Unionists have lost their majority in Council elections, Assembly elections and Westminster elections. Their story is one of decline at every single election. 100 years ago the statelet was deliberately gerrymandered to ensure a 2 to 1 unionist majority into perpetuity. That numerical dominance is over. In only two counties in the north of Ireland do unionists outnumber nationalists – Antrim and Down. But even here they fall just short of over 50 percent in both. In contrast, nationalists not only outnumber unionists in Armagh, Fermanagh, Derry and Tyrone but they are an absolute majority in each with 54%, 53%, 61% and 60% respectively. The two biggest cities Belfast and Derry elect more United Irelanders than unionists.
After every election the Union gets weaker and the pro-unity case stronger. To be clear, we are now well past the point where a majority any longer exists for the Union. It has gone and it’s not coming back. In any other democratic society that would be sufficient reason to trigger a border poll and test public opinion. To demand as the British PM and his Secretary of State for Northern Ireland do that nationalists must be in a majority to have a referendum but unionists can maintain the status quo without a majority is fast becoming an issue of Equality.
In the recent Assembly elections the number of votes for parties and independent candidates choosing a pro-UK position is 363,891 (42.1%). The number backing pro-Irish unity is 358,768 (41%). A difference of just 5,123 (1.1%).
140,0550 (16.2%) of the electorate backed parties like Alliance, Greens and a slew of independents who are currently agnostic on the constitutional question. Interestingly, evidence from the PR election just gone indicates high numbers of this cohort gave their transfers to Irish unity candidates. In addition as Kevin Meagher has already pointed out, the latest Liverpool University/Irish News poll found 54% of Alliance second preferences head to nationalists – the SDLP. (33%), Sinn Fein (15%), Aontu (1%) and People Before Profit (almost 5%).
In contrast, less than 23% transferred to the combined Unionist parties. Similarly 40% of Green party voters’ second preferences switched to Sinn Fein (30%) and People Before Profit (10%) with the DUP way down (5%).
The upshot is that though there is still have work to do in order to definitely win a border poll, United Ireland parties are more attractive to the constitutional agnostics than pro Union parties. Though 5,123 votes separate the two sides from the election just gone, the combined evidence presented here indicates the conditions already exist to call a border poll.

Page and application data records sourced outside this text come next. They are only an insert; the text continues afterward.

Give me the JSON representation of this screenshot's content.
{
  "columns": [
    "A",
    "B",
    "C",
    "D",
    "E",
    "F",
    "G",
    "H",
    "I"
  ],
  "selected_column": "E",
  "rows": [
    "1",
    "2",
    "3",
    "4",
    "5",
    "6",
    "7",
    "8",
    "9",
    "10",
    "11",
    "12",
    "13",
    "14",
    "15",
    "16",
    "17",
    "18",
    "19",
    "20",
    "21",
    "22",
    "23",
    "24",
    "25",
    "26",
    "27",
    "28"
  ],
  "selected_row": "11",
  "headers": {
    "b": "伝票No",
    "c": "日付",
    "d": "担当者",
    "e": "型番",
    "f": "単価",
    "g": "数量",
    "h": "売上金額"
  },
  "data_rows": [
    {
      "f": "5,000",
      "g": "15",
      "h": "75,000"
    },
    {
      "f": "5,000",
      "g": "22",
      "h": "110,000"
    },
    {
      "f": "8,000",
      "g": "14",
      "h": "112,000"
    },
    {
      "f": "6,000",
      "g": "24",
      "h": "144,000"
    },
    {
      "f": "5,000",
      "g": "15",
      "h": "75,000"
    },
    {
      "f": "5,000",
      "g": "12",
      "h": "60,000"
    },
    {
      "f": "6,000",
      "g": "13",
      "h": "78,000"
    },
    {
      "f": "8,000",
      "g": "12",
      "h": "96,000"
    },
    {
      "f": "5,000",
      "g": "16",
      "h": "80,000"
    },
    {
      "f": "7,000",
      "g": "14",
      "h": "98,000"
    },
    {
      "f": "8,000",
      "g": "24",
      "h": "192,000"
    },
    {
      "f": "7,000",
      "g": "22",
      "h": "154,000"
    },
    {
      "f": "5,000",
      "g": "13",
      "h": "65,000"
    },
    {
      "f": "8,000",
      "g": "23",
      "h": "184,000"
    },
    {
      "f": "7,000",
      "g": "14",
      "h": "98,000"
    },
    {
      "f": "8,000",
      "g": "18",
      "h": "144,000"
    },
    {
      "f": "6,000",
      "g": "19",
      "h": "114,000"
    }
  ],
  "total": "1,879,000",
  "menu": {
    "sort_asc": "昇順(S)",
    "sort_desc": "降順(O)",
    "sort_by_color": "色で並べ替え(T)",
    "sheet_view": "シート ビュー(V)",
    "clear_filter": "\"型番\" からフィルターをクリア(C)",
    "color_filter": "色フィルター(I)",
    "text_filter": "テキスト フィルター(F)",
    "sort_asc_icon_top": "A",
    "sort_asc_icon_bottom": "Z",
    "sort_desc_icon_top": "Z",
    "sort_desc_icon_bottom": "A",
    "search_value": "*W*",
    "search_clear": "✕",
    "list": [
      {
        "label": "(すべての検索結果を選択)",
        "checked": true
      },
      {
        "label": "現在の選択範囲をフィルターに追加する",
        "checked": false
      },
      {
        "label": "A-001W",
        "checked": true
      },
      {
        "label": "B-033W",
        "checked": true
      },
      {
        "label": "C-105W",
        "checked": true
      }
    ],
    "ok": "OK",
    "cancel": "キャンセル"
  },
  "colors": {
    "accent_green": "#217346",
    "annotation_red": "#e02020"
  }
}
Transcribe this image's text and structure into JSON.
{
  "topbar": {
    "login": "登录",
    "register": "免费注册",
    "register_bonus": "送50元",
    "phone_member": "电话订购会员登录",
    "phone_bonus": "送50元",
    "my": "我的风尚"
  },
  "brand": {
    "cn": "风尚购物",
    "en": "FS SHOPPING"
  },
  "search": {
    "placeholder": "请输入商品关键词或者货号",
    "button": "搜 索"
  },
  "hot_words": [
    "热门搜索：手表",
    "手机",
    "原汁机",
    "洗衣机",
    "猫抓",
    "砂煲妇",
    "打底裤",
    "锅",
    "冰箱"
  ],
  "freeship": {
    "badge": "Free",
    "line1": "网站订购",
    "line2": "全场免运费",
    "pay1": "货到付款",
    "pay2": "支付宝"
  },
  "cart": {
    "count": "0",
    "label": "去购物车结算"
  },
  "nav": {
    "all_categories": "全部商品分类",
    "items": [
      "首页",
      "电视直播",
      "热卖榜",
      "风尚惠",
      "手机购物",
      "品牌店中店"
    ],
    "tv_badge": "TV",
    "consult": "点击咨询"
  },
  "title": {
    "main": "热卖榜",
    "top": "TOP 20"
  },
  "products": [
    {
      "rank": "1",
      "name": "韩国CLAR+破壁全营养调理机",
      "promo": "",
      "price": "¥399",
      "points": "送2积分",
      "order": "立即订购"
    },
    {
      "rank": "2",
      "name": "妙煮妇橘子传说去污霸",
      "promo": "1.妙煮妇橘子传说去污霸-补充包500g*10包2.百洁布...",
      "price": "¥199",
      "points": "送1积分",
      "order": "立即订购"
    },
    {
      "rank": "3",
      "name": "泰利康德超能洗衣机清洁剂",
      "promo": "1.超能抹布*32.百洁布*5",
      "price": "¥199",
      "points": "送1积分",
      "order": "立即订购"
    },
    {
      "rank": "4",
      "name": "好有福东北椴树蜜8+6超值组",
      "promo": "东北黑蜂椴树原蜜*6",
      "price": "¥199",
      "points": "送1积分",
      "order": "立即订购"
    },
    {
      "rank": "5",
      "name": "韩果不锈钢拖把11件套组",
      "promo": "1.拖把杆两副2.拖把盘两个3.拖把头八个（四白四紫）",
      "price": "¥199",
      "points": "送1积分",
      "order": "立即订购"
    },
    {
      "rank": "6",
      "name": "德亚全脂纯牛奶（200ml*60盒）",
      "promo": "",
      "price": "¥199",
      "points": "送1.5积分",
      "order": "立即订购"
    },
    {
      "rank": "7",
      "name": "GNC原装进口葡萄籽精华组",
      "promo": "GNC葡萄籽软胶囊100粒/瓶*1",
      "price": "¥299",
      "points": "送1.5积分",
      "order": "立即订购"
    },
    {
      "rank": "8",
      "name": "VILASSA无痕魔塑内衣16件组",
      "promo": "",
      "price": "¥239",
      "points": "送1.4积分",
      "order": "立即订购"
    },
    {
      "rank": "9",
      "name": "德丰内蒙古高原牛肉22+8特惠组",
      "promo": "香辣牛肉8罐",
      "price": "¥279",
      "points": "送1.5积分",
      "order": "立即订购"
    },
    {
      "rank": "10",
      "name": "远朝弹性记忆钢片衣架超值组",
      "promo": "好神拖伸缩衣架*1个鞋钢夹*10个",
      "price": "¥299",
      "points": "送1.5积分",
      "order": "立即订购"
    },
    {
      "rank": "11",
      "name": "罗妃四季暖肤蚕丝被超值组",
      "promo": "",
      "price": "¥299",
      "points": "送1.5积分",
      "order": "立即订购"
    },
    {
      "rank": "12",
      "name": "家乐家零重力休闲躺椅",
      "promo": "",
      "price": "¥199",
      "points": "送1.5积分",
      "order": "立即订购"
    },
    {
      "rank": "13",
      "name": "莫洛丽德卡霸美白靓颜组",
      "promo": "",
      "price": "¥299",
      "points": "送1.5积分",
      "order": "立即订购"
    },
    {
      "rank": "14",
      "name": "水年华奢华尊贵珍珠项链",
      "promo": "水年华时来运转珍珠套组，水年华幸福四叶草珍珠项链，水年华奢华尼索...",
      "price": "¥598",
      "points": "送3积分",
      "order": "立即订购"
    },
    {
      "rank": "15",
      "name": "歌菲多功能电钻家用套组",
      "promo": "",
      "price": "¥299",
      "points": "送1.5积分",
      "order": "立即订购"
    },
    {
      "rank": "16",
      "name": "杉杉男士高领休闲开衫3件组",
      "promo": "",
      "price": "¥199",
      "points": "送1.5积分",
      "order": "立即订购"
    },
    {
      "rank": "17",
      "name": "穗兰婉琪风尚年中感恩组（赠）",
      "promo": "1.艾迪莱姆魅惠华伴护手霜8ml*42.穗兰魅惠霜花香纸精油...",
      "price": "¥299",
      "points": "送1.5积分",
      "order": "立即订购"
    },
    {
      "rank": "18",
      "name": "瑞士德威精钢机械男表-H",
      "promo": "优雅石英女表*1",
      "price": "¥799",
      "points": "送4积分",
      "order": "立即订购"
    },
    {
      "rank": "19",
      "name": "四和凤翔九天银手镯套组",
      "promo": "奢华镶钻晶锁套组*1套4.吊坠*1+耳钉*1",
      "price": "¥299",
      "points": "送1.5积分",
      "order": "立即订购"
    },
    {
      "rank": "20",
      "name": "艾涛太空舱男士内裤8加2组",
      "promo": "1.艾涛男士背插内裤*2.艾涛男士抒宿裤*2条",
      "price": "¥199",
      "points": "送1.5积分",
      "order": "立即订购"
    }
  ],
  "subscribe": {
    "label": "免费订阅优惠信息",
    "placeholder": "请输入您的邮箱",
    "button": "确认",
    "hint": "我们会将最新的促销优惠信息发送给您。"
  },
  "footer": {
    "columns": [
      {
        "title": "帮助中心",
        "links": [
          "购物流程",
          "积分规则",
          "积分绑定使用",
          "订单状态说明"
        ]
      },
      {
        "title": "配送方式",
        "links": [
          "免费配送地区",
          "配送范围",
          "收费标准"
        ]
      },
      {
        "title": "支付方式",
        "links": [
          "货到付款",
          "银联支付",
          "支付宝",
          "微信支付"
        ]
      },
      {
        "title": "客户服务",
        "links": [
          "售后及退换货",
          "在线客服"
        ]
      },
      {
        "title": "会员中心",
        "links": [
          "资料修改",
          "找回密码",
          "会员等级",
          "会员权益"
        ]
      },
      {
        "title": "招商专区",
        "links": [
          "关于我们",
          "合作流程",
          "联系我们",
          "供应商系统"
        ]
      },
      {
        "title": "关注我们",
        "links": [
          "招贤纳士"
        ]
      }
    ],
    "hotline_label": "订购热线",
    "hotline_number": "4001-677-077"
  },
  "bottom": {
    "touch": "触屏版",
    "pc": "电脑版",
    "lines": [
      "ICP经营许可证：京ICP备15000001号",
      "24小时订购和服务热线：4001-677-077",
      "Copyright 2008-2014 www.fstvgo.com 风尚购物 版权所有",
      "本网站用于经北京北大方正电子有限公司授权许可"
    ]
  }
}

But even if we ignored all the evidence presented, why would there need to be a majority of Pro United Ireland MLAs in the Assembly for a referendum to be called – but no requirement for a majority of Pro UK MLAs for the Union to be maintained? Is that democratic? Of course not. This democratic deficit requires urgent attention and an international and diplomatic campaign to shine a light on British government’s double standards It is time the Brit government was held to account for its refusal to clarify to precise criteria and conditions required to trigger a referendum on Reunification.